(b) Matiatos contends that trial counsel denied him effective assistance of counsel by failing to renew his motion for mistrial following the admission of his videotaped statement to Blackwell as containing impermissible hearsay regarding what McLaughlin told Blackwell about the investigation against him in New Hampshire. Again, we disagree.

The record shows that the trial court granted trial counsel's confrontation objection prior to trial foreclosing the State's use of Matiatos' recorded statement extending to the admission of hearsay, as above. The record further shows that trial counsel objected repeatedly during the trial when he believed Blackwell was about to testify as to what McLaughlin had told him, and that trial counsel moved for a mistrial when such hearsay was introduced at the time the recording was played for the jury. The trial court overruled the motion but, upon the close of the State's case, with trial counsel concurring, properly gave a curative instruction directing the jurors to disregard Blackwell's statements as to what McLaughlin told him except to the extent that Matiatos adopted them as his own. See White v. State, 276 Ga. 583, 587 (1) (b) ( 581 SE2d 18) (2003) ("[A] witness in a criminal trial may not testify about [an out-of-court] declarant's statements based on the accused's acquiescence or silence. However, [such a] declarant's statements are admissible where the defendant adopts the statements as his own by his responses.") (citations and punctuation omitted). Given the foregoing, it cannot be said that trial counsel rendered ineffective assistance by failing to renew his motion for a mistrial. While the failure to renew a motion for mistrial after a curative instruction is given waives the issue on appeal as in Division 1, supra, it is clear that counsel determined as a matter of trial strategy that Matiatos' interests were best served by the curative instruction given and of which he approved. We decline to second guess this strategic decision. "Trial counsel's strategic decision does not amount to ineffective assistance of counsel." (Citation omitted.) McClain v. State, 284 Ga. App. 187, 191 (5) ( 643 SE2d 273) (2007); see also Hill v. State, 284 Ga. 521, 523 (2) (a) ( 668 SE2d 673) (2008) (because a curative instruction on hearsay was properly given sua sponte, trial counsel's failure to request such an instruction was not ineffective assistance of counsel).

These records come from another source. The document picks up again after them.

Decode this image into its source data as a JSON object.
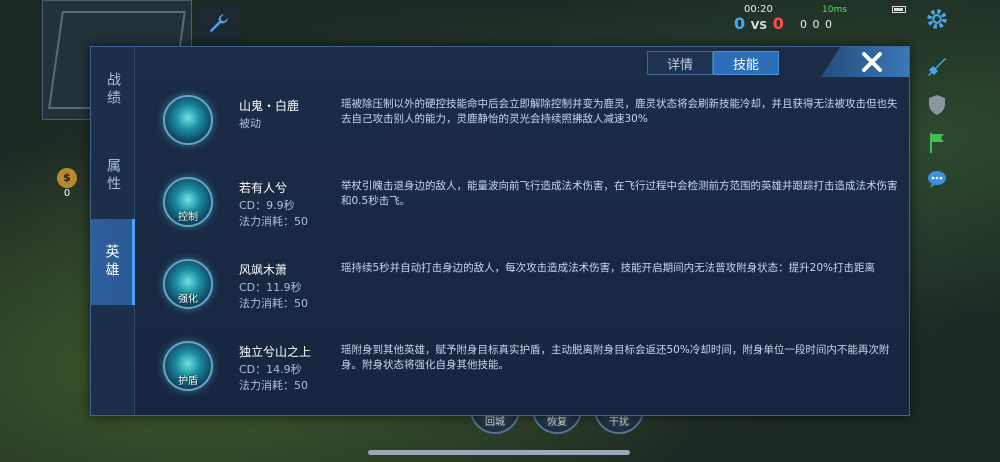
{
  "hud": {
    "time": "00:20",
    "score_blue": "0",
    "score_vs": "VS",
    "score_red": "0",
    "kda": "0  0  0",
    "ping": "10ms",
    "gold": "0"
  },
  "bottom_skills": [
    "回城",
    "恢复",
    "干扰"
  ],
  "side_tabs": [
    "战绩",
    "属性",
    "英雄"
  ],
  "top_tabs": [
    "详情",
    "技能"
  ],
  "skills": [
    {
      "name": "山鬼・白鹿",
      "line1": "被动",
      "line2": "",
      "tag": "",
      "desc": "瑶被除压制以外的硬控技能命中后会立即解除控制并变为鹿灵，鹿灵状态将会刷新技能冷却，并且获得无法被攻击但也失去自己攻击别人的能力，灵鹿静怡的灵光会持续照拂敌人减速30%"
    },
    {
      "name": "若有人兮",
      "line1": "CD：9.9秒",
      "line2": "法力消耗：50",
      "tag": "控制",
      "desc": "举杖引魄击退身边的敌人，能量波向前飞行造成法术伤害，在飞行过程中会检测前方范围的英雄并跟踪打击造成法术伤害和0.5秒击飞。"
    },
    {
      "name": "风飒木萧",
      "line1": "CD：11.9秒",
      "line2": "法力消耗：50",
      "tag": "强化",
      "desc": "瑶持续5秒并自动打击身边的敌人，每次攻击造成法术伤害，技能开启期间内无法普攻附身状态：提升20%打击距离"
    },
    {
      "name": "独立兮山之上",
      "line1": "CD：14.9秒",
      "line2": "法力消耗：50",
      "tag": "护盾",
      "desc": "瑶附身到其他英雄，赋予附身目标真实护盾，主动脱离附身目标会返还50%冷却时间，附身单位一段时间内不能再次附身。附身状态将强化自身其他技能。"
    }
  ]
}
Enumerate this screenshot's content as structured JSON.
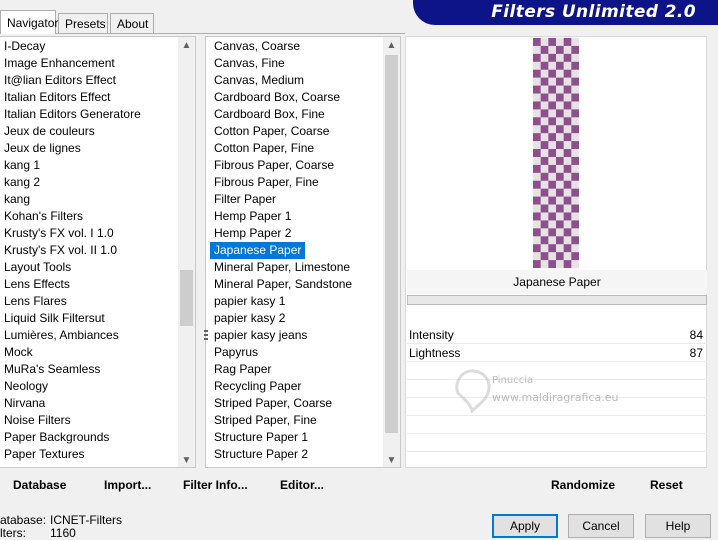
{
  "tabs": [
    "Navigator",
    "Presets",
    "About"
  ],
  "title": "Filters Unlimited 2.0",
  "categories": [
    "I-Decay",
    "Image Enhancement",
    "It@lian Editors Effect",
    "Italian Editors Effect",
    "Italian Editors Generatore",
    "Jeux de couleurs",
    "Jeux de lignes",
    "kang 1",
    "kang 2",
    "kang",
    "Kohan's Filters",
    "Krusty's FX vol. I 1.0",
    "Krusty's FX vol. II 1.0",
    "Layout Tools",
    "Lens Effects",
    "Lens Flares",
    "Liquid Silk Filtersut",
    "Lumières, Ambiances",
    "Mock",
    "MuRa's Seamless",
    "Neology",
    "Nirvana",
    "Noise Filters",
    "Paper Backgrounds",
    "Paper Textures"
  ],
  "filters": [
    "Canvas, Coarse",
    "Canvas, Fine",
    "Canvas, Medium",
    "Cardboard Box, Coarse",
    "Cardboard Box, Fine",
    "Cotton Paper, Coarse",
    "Cotton Paper, Fine",
    "Fibrous Paper, Coarse",
    "Fibrous Paper, Fine",
    "Filter Paper",
    "Hemp Paper 1",
    "Hemp Paper 2",
    "Japanese Paper",
    "Mineral Paper, Limestone",
    "Mineral Paper, Sandstone",
    "papier kasy 1",
    "papier kasy 2",
    "papier kasy jeans",
    "Papyrus",
    "Rag Paper",
    "Recycling Paper",
    "Striped Paper, Coarse",
    "Striped Paper, Fine",
    "Structure Paper 1",
    "Structure Paper 2"
  ],
  "selected_filter_index": 12,
  "preview_label": "Japanese Paper",
  "params": [
    {
      "name": "Intensity",
      "value": "84"
    },
    {
      "name": "Lightness",
      "value": "87"
    }
  ],
  "buttons": {
    "database": "Database",
    "import": "Import...",
    "filter_info": "Filter Info...",
    "editor": "Editor...",
    "randomize": "Randomize",
    "reset": "Reset",
    "apply": "Apply",
    "cancel": "Cancel",
    "help": "Help"
  },
  "status": {
    "database_label": "atabase:",
    "database_value": "ICNET-Filters",
    "filters_label": "lters:",
    "filters_value": "1160"
  },
  "watermark": {
    "line1": "Pinuccia",
    "line2": "www.maldiragrafica.eu"
  },
  "colors": {
    "title_bg": "#0d1487",
    "selection": "#0078d7",
    "checker_purple": "#8e4f8d",
    "checker_light": "#e6e2e6"
  }
}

(c) Neither is there merit in Matiatos' claim that he received ineffective assistance of counsel because his trial counsel failed to consult with and present the testimony of an expert in computer forensics technology. Matiatos argues that such a witness might have bolstered Aust's testimony insofar as he indicated that the photographic images on Matiatos' computer could have been received without Matiatos' knowledge.

The failure of trial counsel to employ evidence[, however,] cannot be deemed to be "prejudicial" in the absence of a showing that such evidence would have been relevant and favorable to the defendant. Because [Matiatos] failed to make any proffer of the uncalled witnesses' testimony, it is impossible for him to show there is a reasonable probability the results of the proceedings would have been different.

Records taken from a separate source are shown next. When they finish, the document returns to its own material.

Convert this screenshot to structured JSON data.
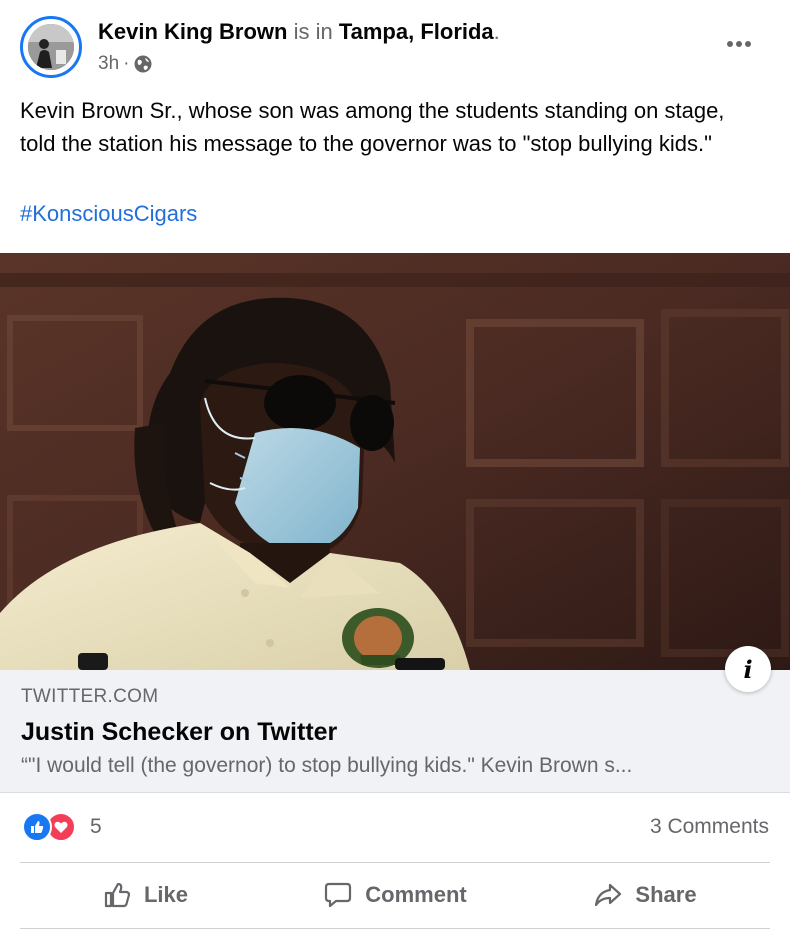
{
  "post": {
    "author": "Kevin King Brown",
    "is_in": "is in",
    "location": "Tampa, Florida",
    "location_end": ".",
    "time": "3h",
    "separator": "·",
    "privacy_icon": "globe-icon",
    "text": "Kevin Brown Sr., whose son was among the students standing on stage, told the station his message to the governor was to \"stop bullying kids.\"",
    "hashtag": "#KonsciousCigars"
  },
  "link_card": {
    "domain": "TWITTER.COM",
    "title": "Justin Schecker on Twitter",
    "description": "“\"I would tell (the governor) to stop bullying kids.\" Kevin Brown s..."
  },
  "stats": {
    "reaction_icons": [
      "like-icon",
      "love-icon"
    ],
    "reaction_count": "5",
    "comments": "3 Comments"
  },
  "actions": {
    "like": "Like",
    "comment": "Comment",
    "share": "Share"
  },
  "colors": {
    "accent": "#1877f2",
    "hashtag": "#216fdb",
    "love": "#f33e58",
    "secondary_text": "#65676b",
    "card_bg": "#f0f2f5"
  }
}
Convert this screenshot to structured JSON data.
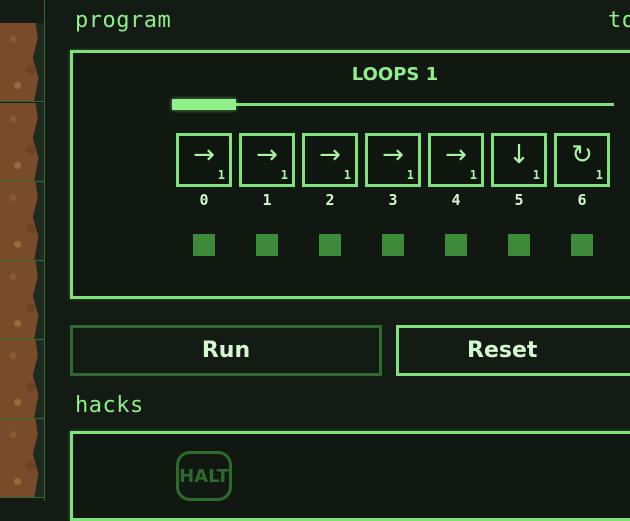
{
  "header": {
    "program_label": "program",
    "right_label": "to"
  },
  "program": {
    "loops_title": "LOOPS 1",
    "loop_progress": 0.15,
    "slots": [
      {
        "index": "0",
        "icon": "arrow-right-icon",
        "glyph": "→",
        "count": "1"
      },
      {
        "index": "1",
        "icon": "arrow-right-icon",
        "glyph": "→",
        "count": "1"
      },
      {
        "index": "2",
        "icon": "arrow-right-icon",
        "glyph": "→",
        "count": "1"
      },
      {
        "index": "3",
        "icon": "arrow-right-icon",
        "glyph": "→",
        "count": "1"
      },
      {
        "index": "4",
        "icon": "arrow-right-icon",
        "glyph": "→",
        "count": "1"
      },
      {
        "index": "5",
        "icon": "arrow-down-icon",
        "glyph": "↓",
        "count": "1"
      },
      {
        "index": "6",
        "icon": "rotate-icon",
        "glyph": "↻",
        "count": "1"
      }
    ]
  },
  "controls": {
    "run_label": "Run",
    "reset_label": "Reset"
  },
  "hacks": {
    "label": "hacks",
    "halt_label": "HALT"
  },
  "colors": {
    "accent": "#7fe27a",
    "background": "#141a14",
    "terrain": "#7a4b2a"
  }
}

(Citation and punctuation omitted.) Ross v. State, 231 Ga. App. 793, 796 (1) ( 499 SE2d 642) (1998). Inasmuch as he cannot demonstrate prejudice arising out of counsel's failure to consult with and call an expert witness, Matiatos has failed to meet his burden to show ineffective assistance of counsel. See id. (trial counsel's failure to employ independent DNA expert cannot be deemed to be prejudicial absent a showing that such evidence would have been relevant and favorable to the defendant).

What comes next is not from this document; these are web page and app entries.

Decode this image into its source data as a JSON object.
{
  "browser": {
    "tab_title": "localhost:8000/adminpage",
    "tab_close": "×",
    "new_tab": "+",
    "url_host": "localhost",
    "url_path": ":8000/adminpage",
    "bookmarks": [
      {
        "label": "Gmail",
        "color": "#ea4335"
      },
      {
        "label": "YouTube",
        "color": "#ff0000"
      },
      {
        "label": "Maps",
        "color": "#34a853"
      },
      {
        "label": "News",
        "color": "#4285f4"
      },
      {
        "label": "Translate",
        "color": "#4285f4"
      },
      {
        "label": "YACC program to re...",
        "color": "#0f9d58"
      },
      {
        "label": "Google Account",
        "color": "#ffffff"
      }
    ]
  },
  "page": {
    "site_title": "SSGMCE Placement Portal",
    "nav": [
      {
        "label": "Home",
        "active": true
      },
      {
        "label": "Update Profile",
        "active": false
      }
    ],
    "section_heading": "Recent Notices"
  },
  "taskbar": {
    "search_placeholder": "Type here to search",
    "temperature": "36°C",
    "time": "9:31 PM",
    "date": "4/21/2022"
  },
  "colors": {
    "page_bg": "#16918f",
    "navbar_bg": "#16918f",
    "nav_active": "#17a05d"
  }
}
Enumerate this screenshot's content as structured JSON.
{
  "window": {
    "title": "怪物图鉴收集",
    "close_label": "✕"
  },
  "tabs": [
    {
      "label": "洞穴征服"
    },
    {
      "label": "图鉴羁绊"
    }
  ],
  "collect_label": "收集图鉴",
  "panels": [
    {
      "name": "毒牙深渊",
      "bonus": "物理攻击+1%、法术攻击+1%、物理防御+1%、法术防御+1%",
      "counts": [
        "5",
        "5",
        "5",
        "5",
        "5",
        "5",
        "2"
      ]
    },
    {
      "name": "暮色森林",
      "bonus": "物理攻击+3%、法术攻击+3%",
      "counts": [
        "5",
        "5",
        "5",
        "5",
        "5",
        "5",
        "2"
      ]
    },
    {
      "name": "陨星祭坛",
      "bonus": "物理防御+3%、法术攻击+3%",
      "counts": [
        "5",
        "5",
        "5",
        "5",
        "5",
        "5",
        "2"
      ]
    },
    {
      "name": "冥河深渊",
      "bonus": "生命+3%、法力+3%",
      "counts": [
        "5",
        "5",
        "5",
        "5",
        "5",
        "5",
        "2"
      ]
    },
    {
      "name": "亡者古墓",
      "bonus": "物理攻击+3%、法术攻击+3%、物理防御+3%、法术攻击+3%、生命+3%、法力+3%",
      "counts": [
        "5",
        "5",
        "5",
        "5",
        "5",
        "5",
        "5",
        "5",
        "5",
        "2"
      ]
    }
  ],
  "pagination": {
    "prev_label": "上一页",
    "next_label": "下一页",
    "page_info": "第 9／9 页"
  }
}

Judgment affirmed. Andrews, P. J., and Barnes, J., concur.

MILLER, Chief Judge.